(Data extracted from a collection)
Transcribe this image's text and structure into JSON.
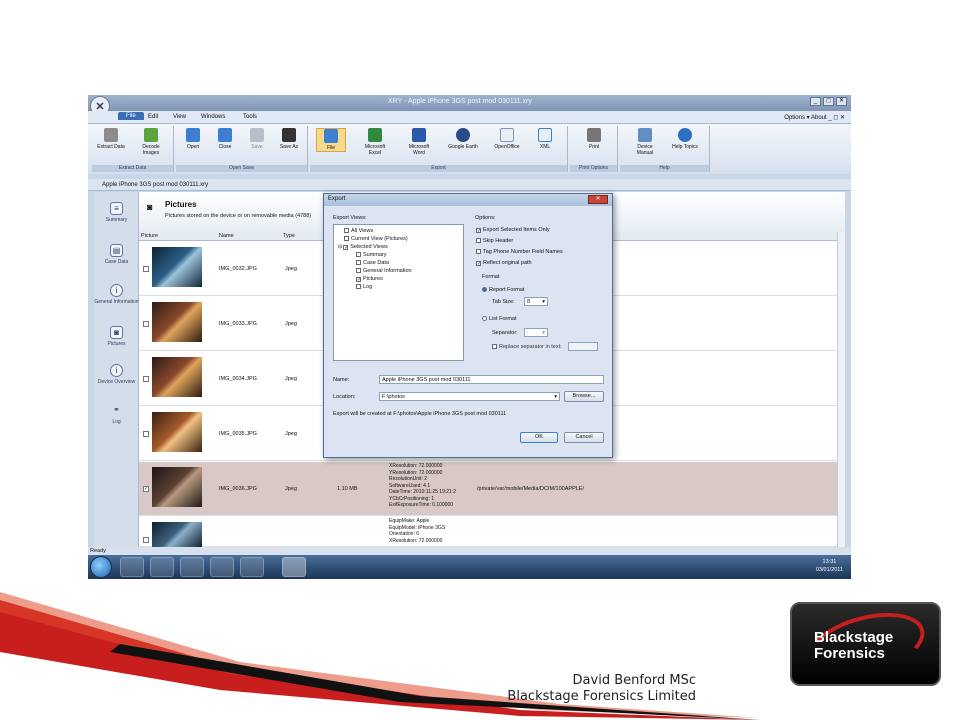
{
  "app": {
    "window_title": "XRY - Apple iPhone 3GS post mod 030111.xry",
    "menu": [
      "File",
      "Edit",
      "View",
      "Windows",
      "Tools"
    ],
    "menu_right": "Options ▾  About  _ ◻ ✕"
  },
  "ribbon": {
    "groups": [
      {
        "label": "Extract Data",
        "buttons": [
          "Extract Data",
          "Decode Images"
        ]
      },
      {
        "label": "Open Save",
        "buttons": [
          "Open",
          "Close",
          "Save",
          "Save As"
        ]
      },
      {
        "label": "Export",
        "buttons": [
          "File",
          "Microsoft Excel",
          "Microsoft Word",
          "Google Earth",
          "OpenOffice",
          "XML"
        ]
      },
      {
        "label": "Print Options",
        "buttons": [
          "Print"
        ]
      },
      {
        "label": "Help",
        "buttons": [
          "Device Manual",
          "Help Topics"
        ]
      }
    ]
  },
  "document": {
    "tab_title": "Apple iPhone 3GS post mod 030111.xry",
    "section_title": "Pictures",
    "section_subtitle": "Pictures stored on the device or on removable media (4788)"
  },
  "nav": [
    "Summary",
    "Case Data",
    "General Information",
    "Pictures",
    "Device Overview",
    "Log"
  ],
  "table": {
    "headers": [
      "Picture",
      "Name",
      "Type"
    ],
    "rows": [
      {
        "name": "IMG_0032.JPG",
        "type": "Jpeg",
        "size": "",
        "meta": "",
        "path": "",
        "checked": false,
        "selected": false
      },
      {
        "name": "IMG_0033.JPG",
        "type": "Jpeg",
        "size": "",
        "meta": "",
        "path": "",
        "checked": false,
        "selected": false
      },
      {
        "name": "IMG_0034.JPG",
        "type": "Jpeg",
        "size": "",
        "meta": "",
        "path": "",
        "checked": false,
        "selected": false
      },
      {
        "name": "IMG_0035.JPG",
        "type": "Jpeg",
        "size": "",
        "meta": "",
        "path": "",
        "checked": false,
        "selected": false
      },
      {
        "name": "IMG_0036.JPG",
        "type": "Jpeg",
        "size": "1.10 MB",
        "meta": "XResolution: 72.000000\nYResolution: 72.000000\nResolutionUnit: 2\nSoftwareUsed: 4.1\nDateTime: 2010:11:25 19:21:2\nYCbCrPositioning: 1\nExifExposureTime: 0.100000",
        "path": "/private/var/mobile/Media/DCIM/100APPLE/",
        "checked": true,
        "selected": true
      },
      {
        "name": "",
        "type": "",
        "size": "",
        "meta": "EquipMake: Apple\nEquipModel: iPhone 3GS\nOrientation: 6\nXResolution: 72.000000",
        "path": "",
        "checked": false,
        "selected": false
      }
    ]
  },
  "status": "Ready",
  "clock": {
    "time": "13:31",
    "date": "03/01/2011"
  },
  "dialog": {
    "title": "Export",
    "close": "✕",
    "export_views_label": "Export Views:",
    "tree": [
      "All Views",
      "Current View (Pictures)",
      "Selected Views",
      "Summary",
      "Case Data",
      "General Information",
      "Pictures",
      "Log"
    ],
    "options_label": "Options:",
    "options": [
      {
        "label": "Export Selected Items Only",
        "checked": true
      },
      {
        "label": "Skip Header",
        "checked": false
      },
      {
        "label": "Tag Phone Number Field Names",
        "checked": false
      },
      {
        "label": "Reflect original path",
        "checked": true
      }
    ],
    "format_label": "Format",
    "report_format": "Report Format",
    "tab_size_label": "Tab Size:",
    "tab_size_value": "8",
    "list_format": "List Format",
    "separator_label": "Separator:",
    "separator_value": ";",
    "replace_label": "Replace separator in text:",
    "name_label": "Name:",
    "name_value": "Apple iPhone 3GS post mod 030111",
    "location_label": "Location:",
    "location_value": "F:\\photos",
    "browse": "Browse...",
    "created_note": "Export will be created at F:\\photos\\Apple iPhone 3GS post mod 030111",
    "ok": "OK",
    "cancel": "Cancel"
  },
  "credit": {
    "line1": "David Benford MSc",
    "line2": "Blackstage Forensics Limited"
  },
  "logo": {
    "line1": "Blackstage",
    "line2": "Forensics"
  }
}
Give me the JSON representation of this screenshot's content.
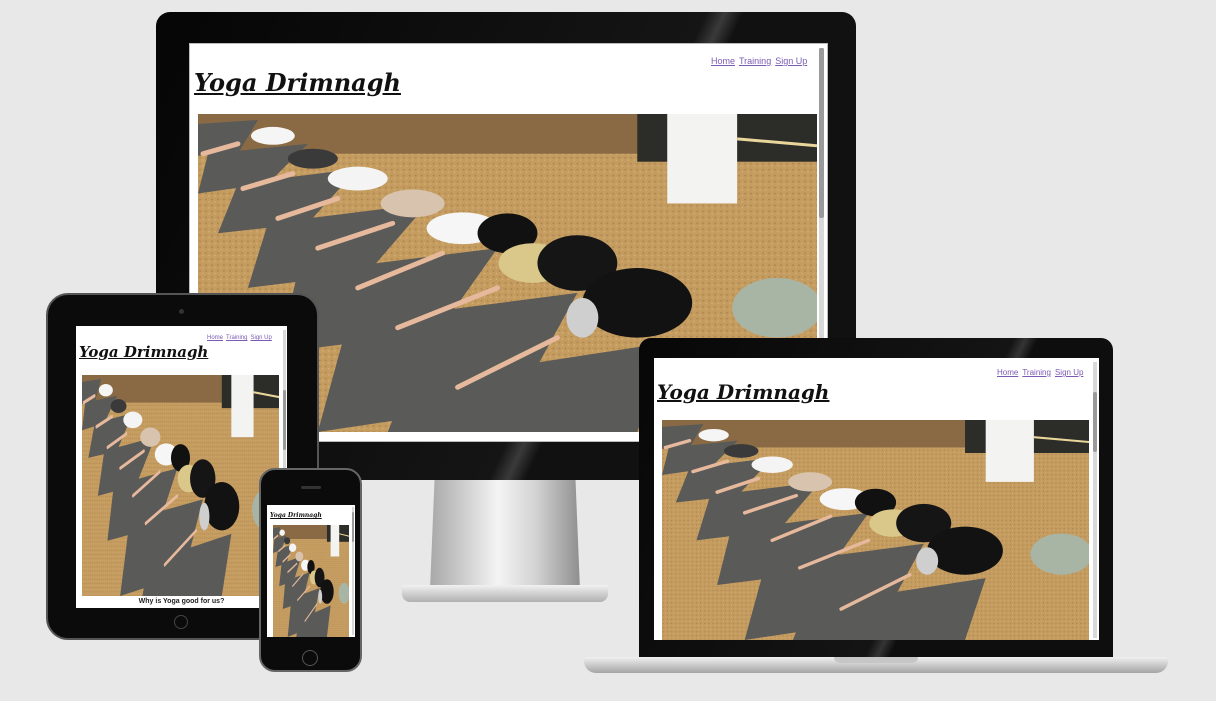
{
  "site": {
    "brand": "Yoga Drimnagh",
    "nav": [
      "Home",
      "Training",
      "Sign Up"
    ],
    "tablet_heading": "Why is Yoga good for us?"
  },
  "colors": {
    "background": "#e8e8e8",
    "link": "#7b5bb3",
    "bezel": "#0b0b0b",
    "floor": "#c29a5e",
    "mat": "#5c5c5c"
  },
  "devices": [
    "desktop-monitor",
    "laptop",
    "tablet",
    "phone"
  ]
}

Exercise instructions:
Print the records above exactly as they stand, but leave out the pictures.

Task answer:
Transcribe this image's text and structure into JSON.
{
  "app": {
    "window_title": "XRY - Apple iPhone 3GS post mod 030111.xry",
    "menu": [
      "File",
      "Edit",
      "View",
      "Windows",
      "Tools"
    ],
    "menu_right": "Options ▾  About  _ ◻ ✕"
  },
  "ribbon": {
    "groups": [
      {
        "label": "Extract Data",
        "buttons": [
          "Extract Data",
          "Decode Images"
        ]
      },
      {
        "label": "Open Save",
        "buttons": [
          "Open",
          "Close",
          "Save",
          "Save As"
        ]
      },
      {
        "label": "Export",
        "buttons": [
          "File",
          "Microsoft Excel",
          "Microsoft Word",
          "Google Earth",
          "OpenOffice",
          "XML"
        ]
      },
      {
        "label": "Print Options",
        "buttons": [
          "Print"
        ]
      },
      {
        "label": "Help",
        "buttons": [
          "Device Manual",
          "Help Topics"
        ]
      }
    ]
  },
  "document": {
    "tab_title": "Apple iPhone 3GS post mod 030111.xry",
    "section_title": "Pictures",
    "section_subtitle": "Pictures stored on the device or on removable media (4788)"
  },
  "nav": [
    "Summary",
    "Case Data",
    "General Information",
    "Pictures",
    "Device Overview",
    "Log"
  ],
  "table": {
    "headers": [
      "Picture",
      "Name",
      "Type"
    ],
    "rows": [
      {
        "name": "IMG_0032.JPG",
        "type": "Jpeg",
        "size": "",
        "meta": "",
        "path": "",
        "checked": false,
        "selected": false
      },
      {
        "name": "IMG_0033.JPG",
        "type": "Jpeg",
        "size": "",
        "meta": "",
        "path": "",
        "checked": false,
        "selected": false
      },
      {
        "name": "IMG_0034.JPG",
        "type": "Jpeg",
        "size": "",
        "meta": "",
        "path": "",
        "checked": false,
        "selected": false
      },
      {
        "name": "IMG_0035.JPG",
        "type": "Jpeg",
        "size": "",
        "meta": "",
        "path": "",
        "checked": false,
        "selected": false
      },
      {
        "name": "IMG_0036.JPG",
        "type": "Jpeg",
        "size": "1.10 MB",
        "meta": "XResolution: 72.000000\nYResolution: 72.000000\nResolutionUnit: 2\nSoftwareUsed: 4.1\nDateTime: 2010:11:25 19:21:2\nYCbCrPositioning: 1\nExifExposureTime: 0.100000",
        "path": "/private/var/mobile/Media/DCIM/100APPLE/",
        "checked": true,
        "selected": true
      },
      {
        "name": "",
        "type": "",
        "size": "",
        "meta": "EquipMake: Apple\nEquipModel: iPhone 3GS\nOrientation: 6\nXResolution: 72.000000",
        "path": "",
        "checked": false,
        "selected": false
      }
    ]
  },
  "status": "Ready",
  "clock": {
    "time": "13:31",
    "date": "03/01/2011"
  },
  "dialog": {
    "title": "Export",
    "close": "✕",
    "export_views_label": "Export Views:",
    "tree": [
      "All Views",
      "Current View (Pictures)",
      "Selected Views",
      "Summary",
      "Case Data",
      "General Information",
      "Pictures",
      "Log"
    ],
    "options_label": "Options:",
    "options": [
      {
        "label": "Export Selected Items Only",
        "checked": true
      },
      {
        "label": "Skip Header",
        "checked": false
      },
      {
        "label": "Tag Phone Number Field Names",
        "checked": false
      },
      {
        "label": "Reflect original path",
        "checked": true
      }
    ],
    "format_label": "Format",
    "report_format": "Report Format",
    "tab_size_label": "Tab Size:",
    "tab_size_value": "8",
    "list_format": "List Format",
    "separator_label": "Separator:",
    "separator_value": ";",
    "replace_label": "Replace separator in text:",
    "name_label": "Name:",
    "name_value": "Apple iPhone 3GS post mod 030111",
    "location_label": "Location:",
    "location_value": "F:\\photos",
    "browse": "Browse...",
    "created_note": "Export will be created at F:\\photos\\Apple iPhone 3GS post mod 030111",
    "ok": "OK",
    "cancel": "Cancel"
  },
  "credit": {
    "line1": "David Benford MSc",
    "line2": "Blackstage Forensics Limited"
  },
  "logo": {
    "line1": "Blackstage",
    "line2": "Forensics"
  }
}
Give me the JSON representation of this screenshot's content.
{
  "site": {
    "brand": "Yoga Drimnagh",
    "nav": [
      "Home",
      "Training",
      "Sign Up"
    ],
    "tablet_heading": "Why is Yoga good for us?"
  },
  "colors": {
    "background": "#e8e8e8",
    "link": "#7b5bb3",
    "bezel": "#0b0b0b",
    "floor": "#c29a5e",
    "mat": "#5c5c5c"
  },
  "devices": [
    "desktop-monitor",
    "laptop",
    "tablet",
    "phone"
  ]
}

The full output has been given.